When the World Rushed to California

One hundred and fifty years ago last month, a carpenter building a sawmill for John Sutter saw something glittering in the mill's tailrace. James Marshall's discovery of a gold nugget on the American River was the pistol shot that set off a stampede of settlers to northern California.

The Oakland Museum of California presents three interrelated exhibits to mark the times that so profoundly shaped that state.

"Gold Fever! The Lure and Legacy of the California Gold Rush" explores the impact of the gold rush through artifacts (including the actual gold nugget Marshall found), tableaux, and three reconstructed archaeological digs.

"Art of the Gold Rush" brings together 72 paintings, watercolors, and drawings of the era.

"Silver and Gold: Cased Images of the California Gold Rush" features 150 daguerreotypes and ambrotypes. These portraits of gold miners and landscapes are perhaps the earliest photos of a news event.

"Gold Fever!" and "Silver and Gold" are on view through July. "Art of the Gold Rush" closes May 31. All three exhibits will travel extensively. Call 1-888-OAK-MUSE for more information. Or, on the World Wide Web, call up: museumca.org/goldrush.html

Share this story:

We want to hear, did we miss an angle we should have covered? Should we come back to this topic? Or just give us a rating for this story.

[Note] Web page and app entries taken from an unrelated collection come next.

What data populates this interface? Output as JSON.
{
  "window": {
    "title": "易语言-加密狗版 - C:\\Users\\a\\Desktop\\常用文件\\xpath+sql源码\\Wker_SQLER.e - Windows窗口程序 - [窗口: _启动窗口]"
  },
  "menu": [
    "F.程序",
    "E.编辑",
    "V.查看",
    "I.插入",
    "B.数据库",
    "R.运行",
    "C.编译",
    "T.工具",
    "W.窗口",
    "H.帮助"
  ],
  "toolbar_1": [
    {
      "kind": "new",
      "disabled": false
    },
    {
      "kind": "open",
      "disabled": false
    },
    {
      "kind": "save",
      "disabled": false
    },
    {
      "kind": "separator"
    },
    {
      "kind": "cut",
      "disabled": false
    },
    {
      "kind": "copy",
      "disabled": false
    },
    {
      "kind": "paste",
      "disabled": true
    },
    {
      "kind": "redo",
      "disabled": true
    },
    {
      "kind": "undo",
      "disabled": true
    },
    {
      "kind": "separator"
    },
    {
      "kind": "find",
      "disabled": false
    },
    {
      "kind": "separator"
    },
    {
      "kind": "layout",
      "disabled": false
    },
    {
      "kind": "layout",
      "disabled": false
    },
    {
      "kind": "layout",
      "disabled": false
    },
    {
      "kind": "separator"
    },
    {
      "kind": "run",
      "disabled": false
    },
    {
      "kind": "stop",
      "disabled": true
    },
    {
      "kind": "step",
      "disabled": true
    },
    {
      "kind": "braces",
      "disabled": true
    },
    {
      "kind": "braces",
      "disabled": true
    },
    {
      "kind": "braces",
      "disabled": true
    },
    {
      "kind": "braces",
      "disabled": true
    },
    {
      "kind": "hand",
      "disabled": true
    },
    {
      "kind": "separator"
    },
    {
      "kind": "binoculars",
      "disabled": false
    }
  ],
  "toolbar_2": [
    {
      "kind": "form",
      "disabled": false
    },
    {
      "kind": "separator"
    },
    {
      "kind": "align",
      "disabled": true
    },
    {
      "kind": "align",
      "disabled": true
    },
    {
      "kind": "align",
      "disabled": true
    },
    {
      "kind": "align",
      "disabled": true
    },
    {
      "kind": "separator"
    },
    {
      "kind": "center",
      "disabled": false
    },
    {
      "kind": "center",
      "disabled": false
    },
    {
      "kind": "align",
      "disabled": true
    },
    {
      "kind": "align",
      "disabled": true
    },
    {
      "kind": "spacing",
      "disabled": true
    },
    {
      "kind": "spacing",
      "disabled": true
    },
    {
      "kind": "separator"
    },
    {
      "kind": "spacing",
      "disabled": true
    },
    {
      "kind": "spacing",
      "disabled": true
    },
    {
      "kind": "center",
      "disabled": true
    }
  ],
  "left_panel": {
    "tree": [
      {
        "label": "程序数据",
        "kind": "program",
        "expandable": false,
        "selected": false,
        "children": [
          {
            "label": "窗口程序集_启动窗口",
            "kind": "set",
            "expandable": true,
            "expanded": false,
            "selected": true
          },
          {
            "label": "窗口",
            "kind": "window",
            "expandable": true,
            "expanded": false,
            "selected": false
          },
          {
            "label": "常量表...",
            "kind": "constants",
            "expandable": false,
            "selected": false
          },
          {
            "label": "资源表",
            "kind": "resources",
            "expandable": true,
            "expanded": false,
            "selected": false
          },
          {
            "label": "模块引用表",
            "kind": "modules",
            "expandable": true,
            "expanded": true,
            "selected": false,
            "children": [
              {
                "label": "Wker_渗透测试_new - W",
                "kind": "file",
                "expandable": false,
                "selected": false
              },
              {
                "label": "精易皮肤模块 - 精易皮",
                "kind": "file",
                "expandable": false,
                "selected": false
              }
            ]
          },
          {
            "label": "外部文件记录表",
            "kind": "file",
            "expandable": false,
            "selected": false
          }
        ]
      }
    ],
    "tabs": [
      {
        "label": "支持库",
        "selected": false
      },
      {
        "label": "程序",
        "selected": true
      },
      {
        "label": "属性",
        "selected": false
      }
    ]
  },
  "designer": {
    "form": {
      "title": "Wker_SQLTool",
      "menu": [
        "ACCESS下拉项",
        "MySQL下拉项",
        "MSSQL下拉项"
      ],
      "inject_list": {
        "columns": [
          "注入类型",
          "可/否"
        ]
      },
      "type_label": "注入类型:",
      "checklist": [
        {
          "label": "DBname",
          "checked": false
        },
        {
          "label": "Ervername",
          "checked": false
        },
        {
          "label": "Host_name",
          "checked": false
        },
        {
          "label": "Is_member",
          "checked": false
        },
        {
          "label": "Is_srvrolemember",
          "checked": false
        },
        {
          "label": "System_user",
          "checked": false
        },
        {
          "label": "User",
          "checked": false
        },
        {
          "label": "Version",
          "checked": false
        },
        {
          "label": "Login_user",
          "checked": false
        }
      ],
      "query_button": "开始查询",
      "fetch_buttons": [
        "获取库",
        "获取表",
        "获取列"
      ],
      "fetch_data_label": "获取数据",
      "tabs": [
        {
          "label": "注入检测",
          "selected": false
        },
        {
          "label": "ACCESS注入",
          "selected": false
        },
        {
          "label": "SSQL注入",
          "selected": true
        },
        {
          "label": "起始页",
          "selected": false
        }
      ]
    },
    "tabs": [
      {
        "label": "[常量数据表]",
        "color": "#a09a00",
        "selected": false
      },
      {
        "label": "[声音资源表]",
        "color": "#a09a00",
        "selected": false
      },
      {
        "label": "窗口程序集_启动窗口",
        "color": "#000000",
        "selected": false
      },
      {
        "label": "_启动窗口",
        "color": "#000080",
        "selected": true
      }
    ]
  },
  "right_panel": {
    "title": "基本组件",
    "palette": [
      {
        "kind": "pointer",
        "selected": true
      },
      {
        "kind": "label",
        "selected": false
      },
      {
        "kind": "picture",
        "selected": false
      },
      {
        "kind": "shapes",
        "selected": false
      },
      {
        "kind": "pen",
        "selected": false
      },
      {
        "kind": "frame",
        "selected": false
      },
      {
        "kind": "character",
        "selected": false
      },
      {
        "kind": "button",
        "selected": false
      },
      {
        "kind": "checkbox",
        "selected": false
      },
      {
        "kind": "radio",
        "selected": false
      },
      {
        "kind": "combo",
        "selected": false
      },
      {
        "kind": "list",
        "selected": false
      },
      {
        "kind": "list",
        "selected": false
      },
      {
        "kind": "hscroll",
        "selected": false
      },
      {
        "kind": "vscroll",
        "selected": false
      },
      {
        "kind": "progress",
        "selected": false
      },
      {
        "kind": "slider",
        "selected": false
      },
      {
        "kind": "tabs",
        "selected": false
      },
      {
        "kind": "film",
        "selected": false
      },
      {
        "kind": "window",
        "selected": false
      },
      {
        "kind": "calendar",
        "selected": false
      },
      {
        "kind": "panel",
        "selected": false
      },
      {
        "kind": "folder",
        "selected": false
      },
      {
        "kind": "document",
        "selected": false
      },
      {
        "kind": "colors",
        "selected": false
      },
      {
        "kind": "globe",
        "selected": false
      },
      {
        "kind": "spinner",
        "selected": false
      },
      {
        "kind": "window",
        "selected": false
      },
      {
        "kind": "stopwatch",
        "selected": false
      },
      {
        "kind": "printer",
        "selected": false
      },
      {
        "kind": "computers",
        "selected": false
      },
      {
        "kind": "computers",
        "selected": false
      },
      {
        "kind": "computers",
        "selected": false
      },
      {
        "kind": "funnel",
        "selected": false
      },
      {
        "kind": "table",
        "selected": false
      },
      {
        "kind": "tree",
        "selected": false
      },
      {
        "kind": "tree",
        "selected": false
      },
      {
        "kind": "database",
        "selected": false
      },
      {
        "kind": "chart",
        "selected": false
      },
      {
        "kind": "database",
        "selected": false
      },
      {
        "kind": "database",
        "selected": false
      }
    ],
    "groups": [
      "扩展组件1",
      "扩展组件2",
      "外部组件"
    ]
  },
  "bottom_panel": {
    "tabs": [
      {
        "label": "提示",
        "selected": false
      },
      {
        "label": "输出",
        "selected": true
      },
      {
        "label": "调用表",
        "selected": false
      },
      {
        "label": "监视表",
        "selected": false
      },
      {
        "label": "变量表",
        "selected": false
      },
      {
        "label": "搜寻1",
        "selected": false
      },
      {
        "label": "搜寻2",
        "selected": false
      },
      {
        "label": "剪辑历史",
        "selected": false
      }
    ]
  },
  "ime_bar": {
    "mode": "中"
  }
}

We want to hear from you.

Loading...

Loading...

Loading...

Save for later

Save
Cancel

Saved ( of items)

This item has been saved to read later from any device.
Access saved items through your user name at the top of the page.

View Saved Items

OK

Failed to save

You reached the limit of 20 saved items.
Please visit following link to manage you saved items.

View Saved Items

OK

Failed to save

You have already saved this item.

View Saved Items

OK